▶ _PROBLEM DETAILS_
Please go line by line through the material and copy each one containing the word "Uzmanı".

------------------------------------

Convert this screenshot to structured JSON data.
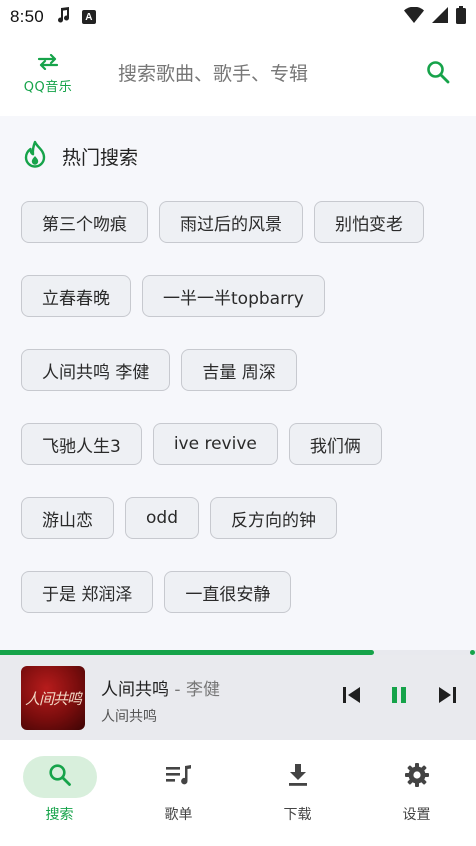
{
  "status_bar": {
    "time": "8:50",
    "icons": [
      "music-note-icon",
      "a-badge-icon",
      "wifi-icon",
      "signal-icon",
      "battery-icon"
    ]
  },
  "header": {
    "logo_text": "QQ音乐",
    "search_placeholder": "搜索歌曲、歌手、专辑"
  },
  "hot_search": {
    "title": "热门搜索",
    "rows": [
      [
        "第三个吻痕",
        "雨过后的风景",
        "别怕变老"
      ],
      [
        "立春春晚",
        "一半一半topbarry"
      ],
      [
        "人间共鸣 李健",
        "吉量 周深"
      ],
      [
        "飞驰人生3",
        "ive revive",
        "我们俩"
      ],
      [
        "游山恋",
        "odd",
        "反方向的钟"
      ],
      [
        "于是 郑润泽",
        "一直很安静"
      ]
    ]
  },
  "player": {
    "progress": 0.785,
    "title": "人间共鸣",
    "separator": " - ",
    "artist": "李健",
    "album": "人间共鸣",
    "cover_text": "人间共鸣"
  },
  "nav": {
    "items": [
      {
        "label": "搜索",
        "icon": "search-icon",
        "active": true
      },
      {
        "label": "歌单",
        "icon": "playlist-icon",
        "active": false
      },
      {
        "label": "下载",
        "icon": "download-icon",
        "active": false
      },
      {
        "label": "设置",
        "icon": "settings-gear-icon",
        "active": false
      }
    ]
  },
  "colors": {
    "accent": "#16a34a",
    "background": "#f6f7fb",
    "chip_border": "#c7c9cf",
    "player_bg": "#e9eaee"
  }
}
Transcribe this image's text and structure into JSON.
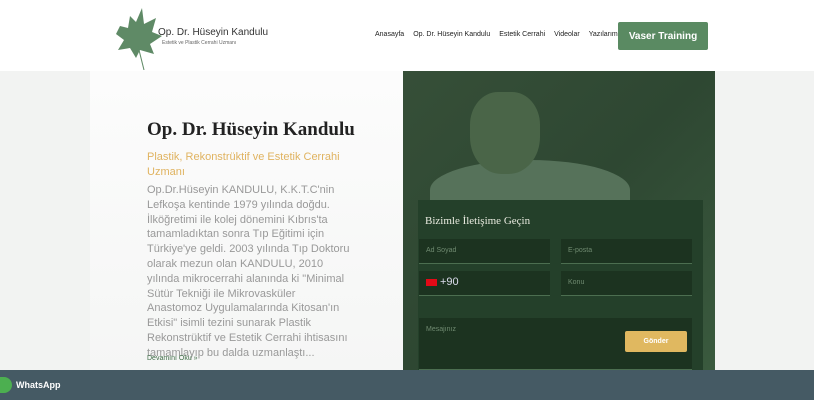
{
  "header": {
    "brand_name": "Op. Dr. Hüseyin Kandulu",
    "brand_sub": "Estetik ve Plastik Cerrahi Uzmanı",
    "nav": [
      "Anasayfa",
      "Op. Dr. Hüseyin Kandulu",
      "Estetik Cerrahi",
      "Videolar",
      "Yazılarım"
    ],
    "cta": "Vaser Training",
    "accent": "#5a8a62"
  },
  "about": {
    "title": "Op. Dr. Hüseyin Kandulu",
    "subtitle": "Plastik, Rekonstrüktif ve Estetik Cerrahi Uzmanı",
    "paragraph_lines": [
      "Op.Dr.Hüseyin KANDULU, K.K.T.C'nin",
      "Lefkoşa kentinde 1979 yılında doğdu.",
      "İlköğretimi ile kolej dönemini Kıbrıs'ta",
      "tamamladıktan sonra Tıp Eğitimi için",
      "Türkiye'ye geldi. 2003 yılında Tıp Doktoru",
      "olarak mezun olan KANDULU, 2010",
      "yılında mikrocerrahi alanında ki \"Minimal",
      "Sütür Tekniği ile Mikrovasküler",
      "Anastomoz Uygulamalarında Kitosan'ın",
      "Etkisi\" isimli tezini sunarak Plastik",
      "Rekonstrüktif ve Estetik Cerrahi ihtisasını",
      "tamamlayıp bu dalda uzmanlaştı..."
    ],
    "read_more": "Devamını Oku »"
  },
  "contact": {
    "title": "Bizimle İletişime Geçin",
    "name_placeholder": "Ad Soyad",
    "email_placeholder": "E-posta",
    "phone_code": "+90",
    "subject_placeholder": "Konu",
    "message_placeholder": "Mesajınız",
    "submit": "Gönder"
  },
  "whatsapp": {
    "label": "WhatsApp"
  }
}
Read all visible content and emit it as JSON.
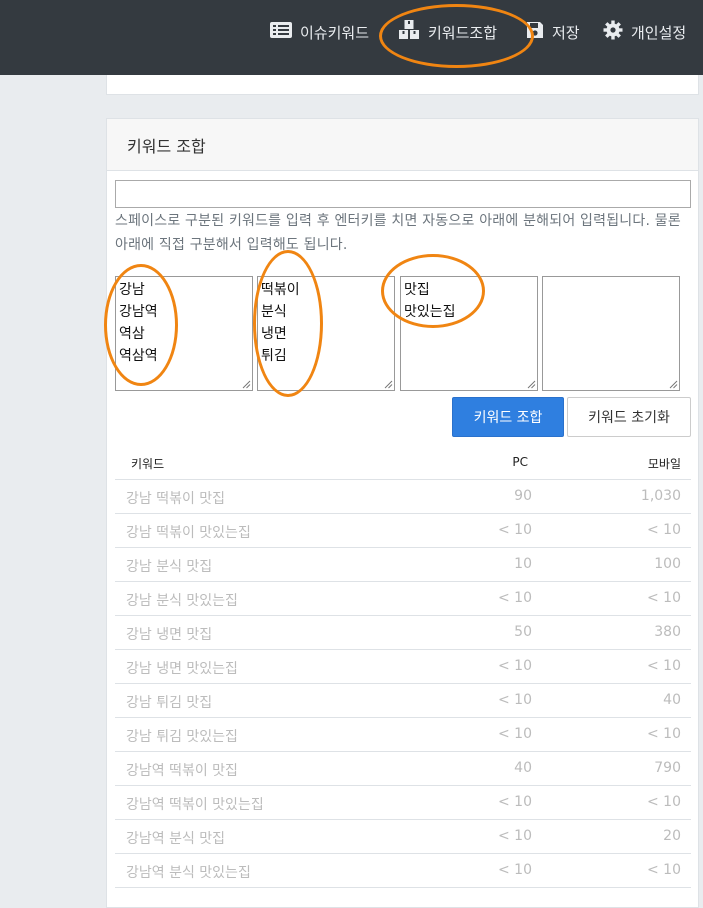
{
  "nav": {
    "items": [
      {
        "label": "이슈키워드",
        "icon": "list-icon"
      },
      {
        "label": "키워드조합",
        "icon": "cubes-icon"
      },
      {
        "label": "저장",
        "icon": "save-icon"
      },
      {
        "label": "개인설정",
        "icon": "gear-icon"
      }
    ]
  },
  "card": {
    "title": "키워드 조합",
    "input_value": "",
    "help_text": "스페이스로 구분된 키워드를 입력 후 엔터키를 치면 자동으로 아래에 분해되어 입력됩니다. 물론 아래에 직접 구분해서 입력해도 됩니다.",
    "boxes": [
      {
        "lines": [
          "강남",
          "강남역",
          "역삼",
          "역삼역"
        ]
      },
      {
        "lines": [
          "떡볶이",
          "분식",
          "냉면",
          "튀김"
        ]
      },
      {
        "lines": [
          "맛집",
          "맛있는집"
        ]
      },
      {
        "lines": []
      }
    ],
    "combine_button": "키워드 조합",
    "reset_button": "키워드 초기화"
  },
  "table": {
    "headers": {
      "keyword": "키워드",
      "pc": "PC",
      "mobile": "모바일"
    },
    "rows": [
      {
        "keyword": "강남 떡볶이 맛집",
        "pc": "90",
        "mobile": "1,030"
      },
      {
        "keyword": "강남 떡볶이 맛있는집",
        "pc": "< 10",
        "mobile": "< 10"
      },
      {
        "keyword": "강남 분식 맛집",
        "pc": "10",
        "mobile": "100"
      },
      {
        "keyword": "강남 분식 맛있는집",
        "pc": "< 10",
        "mobile": "< 10"
      },
      {
        "keyword": "강남 냉면 맛집",
        "pc": "50",
        "mobile": "380"
      },
      {
        "keyword": "강남 냉면 맛있는집",
        "pc": "< 10",
        "mobile": "< 10"
      },
      {
        "keyword": "강남 튀김 맛집",
        "pc": "< 10",
        "mobile": "40"
      },
      {
        "keyword": "강남 튀김 맛있는집",
        "pc": "< 10",
        "mobile": "< 10"
      },
      {
        "keyword": "강남역 떡볶이 맛집",
        "pc": "40",
        "mobile": "790"
      },
      {
        "keyword": "강남역 떡볶이 맛있는집",
        "pc": "< 10",
        "mobile": "< 10"
      },
      {
        "keyword": "강남역 분식 맛집",
        "pc": "< 10",
        "mobile": "20"
      },
      {
        "keyword": "강남역 분식 맛있는집",
        "pc": "< 10",
        "mobile": "< 10"
      }
    ]
  },
  "colors": {
    "nav_bg": "#343a40",
    "primary": "#2f7fe0",
    "annotation": "#f08512",
    "muted_text": "#bcbcbc"
  }
}
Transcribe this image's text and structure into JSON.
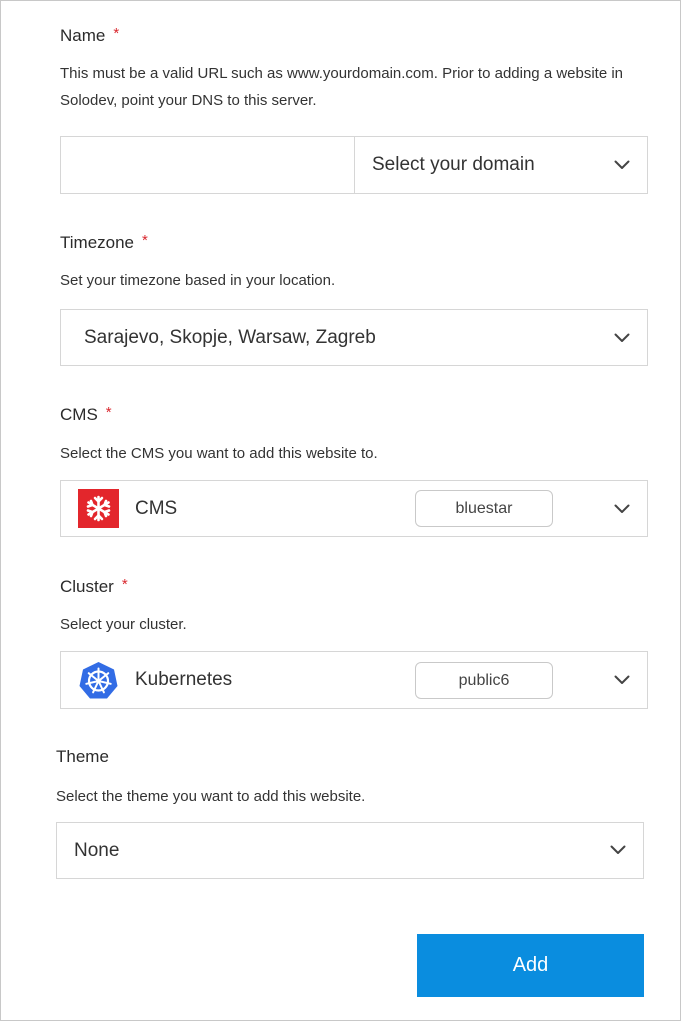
{
  "name": {
    "label": "Name",
    "required": "*",
    "help": "This must be a valid URL such as www.yourdomain.com. Prior to adding a website in Solodev, point your DNS to this server.",
    "input_value": "",
    "domain_select": "Select your domain",
    "domain_icon": "chevron-down-icon"
  },
  "timezone": {
    "label": "Timezone",
    "required": "*",
    "help": "Set your timezone based in your location.",
    "selected": "Sarajevo, Skopje, Warsaw, Zagreb",
    "icon": "chevron-down-icon"
  },
  "cms": {
    "label": "CMS",
    "required": "*",
    "help": "Select the CMS you want to add this website to.",
    "selected": "CMS",
    "tag": "bluestar",
    "logo_icon": "cms-logo-icon",
    "logo_color": "#e3262c",
    "icon": "chevron-down-icon"
  },
  "cluster": {
    "label": "Cluster",
    "required": "*",
    "help": "Select your cluster.",
    "selected": "Kubernetes",
    "tag": "public6",
    "logo_icon": "kubernetes-logo-icon",
    "logo_color": "#326ce5",
    "icon": "chevron-down-icon"
  },
  "theme": {
    "label": "Theme",
    "help": "Select the theme you want to add this website.",
    "selected": "None",
    "icon": "chevron-down-icon"
  },
  "actions": {
    "add_label": "Add",
    "accent": "#0a8ddf"
  }
}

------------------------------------

▶ _SOLUTION TO THIS PROBLEM_
    "brand_sub": "Estetik ve Plastik Cerrahi Uzmanı",
    "subtitle": "Plastik, Rekonstrüktif ve Estetik Cerrahi Uzmanı",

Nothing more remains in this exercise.